Dave and Ryan and families are friends from church. Kim and I love going over to hang out at Jameson Brown since it is less than a mile from our place. We just don’t make it there as often as we’d like! But we love the coffee…
Some folks at JSC put together a rocking video with tons of the ascent imagery from one of the recent Space Shuttle flights. Cool, eh?
There are only four more Space Shuttle flights scheduled before they shut the program down!
This is unbelievable.
NASA has a standing policy to use metric (SI) units for all projects. Unfortunately, much of American industry, including the DoD, still uses English units. The Constellation program decided to use metric units two years ago, and how they want to switch back to English units, saying that it costs over $300 million to re-tool and re-draw all the hardware they would be re-using or modifying from older programs, like the Space Shuttle.

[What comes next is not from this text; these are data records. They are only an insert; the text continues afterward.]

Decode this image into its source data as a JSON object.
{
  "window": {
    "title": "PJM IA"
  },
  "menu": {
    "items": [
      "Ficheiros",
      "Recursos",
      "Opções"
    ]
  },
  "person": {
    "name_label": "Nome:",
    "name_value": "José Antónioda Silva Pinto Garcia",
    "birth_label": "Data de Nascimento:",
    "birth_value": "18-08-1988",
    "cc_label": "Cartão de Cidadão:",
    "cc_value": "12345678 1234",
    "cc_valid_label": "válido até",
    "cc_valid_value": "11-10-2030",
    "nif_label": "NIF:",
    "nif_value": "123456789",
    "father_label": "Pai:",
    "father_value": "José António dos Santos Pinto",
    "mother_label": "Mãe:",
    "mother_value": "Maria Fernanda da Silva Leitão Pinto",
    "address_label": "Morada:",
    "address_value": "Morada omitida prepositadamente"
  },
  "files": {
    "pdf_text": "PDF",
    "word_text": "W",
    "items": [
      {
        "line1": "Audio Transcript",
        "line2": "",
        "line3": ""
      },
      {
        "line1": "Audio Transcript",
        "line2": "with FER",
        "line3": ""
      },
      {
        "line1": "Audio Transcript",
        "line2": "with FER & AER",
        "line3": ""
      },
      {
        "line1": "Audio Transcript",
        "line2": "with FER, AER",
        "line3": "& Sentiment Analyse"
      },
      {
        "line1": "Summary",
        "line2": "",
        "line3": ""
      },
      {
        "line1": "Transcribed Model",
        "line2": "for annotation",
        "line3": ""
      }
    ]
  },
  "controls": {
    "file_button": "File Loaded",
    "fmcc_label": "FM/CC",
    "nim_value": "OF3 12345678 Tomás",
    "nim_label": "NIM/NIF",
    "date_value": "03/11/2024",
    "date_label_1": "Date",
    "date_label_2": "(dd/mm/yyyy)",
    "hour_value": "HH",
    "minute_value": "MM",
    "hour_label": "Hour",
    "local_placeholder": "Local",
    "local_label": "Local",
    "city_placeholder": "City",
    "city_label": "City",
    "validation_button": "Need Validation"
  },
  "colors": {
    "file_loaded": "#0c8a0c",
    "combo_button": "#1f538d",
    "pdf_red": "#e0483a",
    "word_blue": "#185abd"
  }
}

Think about that…over $300 million. That’s more than many satellites cost for design, build and launch. And people wonder why companies like SpaceX can do launches cheaper…
Just today, I had several conversations about units at work. For the same project, two different groups of modelers were doing analysis. Once it recently became time to merge or combine the models, lo and behold, we discover that one group used metric and one didn’t. Bleh…
The engineer in me just wants the U.S. and the U.K. to just get over it and switch completely to metric. Then I think about baseball and golf and milk and gasoline and everything that would have to change…
Perhaps in time with the new Hubble 3D Imax movie coming out, NASA has a beautiful HD video previewing the James Webb Space Telescope.
JWST has been in development for a long time and is due to launch in 2014. They’ve really been pushing the envelope in a lot of areas, including tech development and simulation analysis. It’s all pretty impressive, and this movie is a fun and gorgeous show. Check it out!
According to Wired News,
Gadget nerds: Prepare to lose the rest of your day to awesomeness. PopSci, the web-wing of Popular Science magazine, has scanned its entire 137-year archive and put it online for you to read, absolutely free. The archive, made available in partnership with Google Books, even has the original period advertisements.
This is awesome! I can check the advertisements for 100 years ago in the archives. The cover images are priceless.
I upgraded to KDE 4.4 the other day and enabled the Strigi desktop indexing for the first time. As a result, my computer has been churning for over 3 days now. It doesn’t completely peg the CPU, but it takes a whole chuck.
I don’t know if it’s the Strigi indexer, or the Virtuooso backend (version 6.1) or something in Nepomuk for KDE 4.4. But this is ridiculous. I haven’t used my computer much in the last couple of days, so I just let it go, thinking that eventually it would finish indexing or something.
But no, it’s still slowing down the whole desktop. This is on an AMD X2 64-bit dual-core 2.1 GHz processor. I guess I’ll stop it here at some point and just disable file indexing again.
His post today notes the language used by Micah about prophets of wine and beer. Dad ends with
May God save us from the Prophets of Wine and Beer and from a mindset that is satisfied with anything other than God’s truth as given in Scripture!
Lionel Windsor has a post over at the Sola Panel talking about God, the universe and all that. Kinda fun.
Well, you could point out that weather and tide and climate predictions need detailed solar, lunar and planetary modelling. You could also point out that car engines need modern mechanics, which is all based on the laws of motion formulated by Isaac Newton, who used the orbits of planets to calculate and build his theories. Or you could point to the humble GPS satellite navigator, which relies on Einstein’s theory of relativity and orbiting satellites. Of course, astronomy is useful; after all, it helps us to work out whether it’s raining, and how to drive quickly to the cricket and back without taking a wrong turn!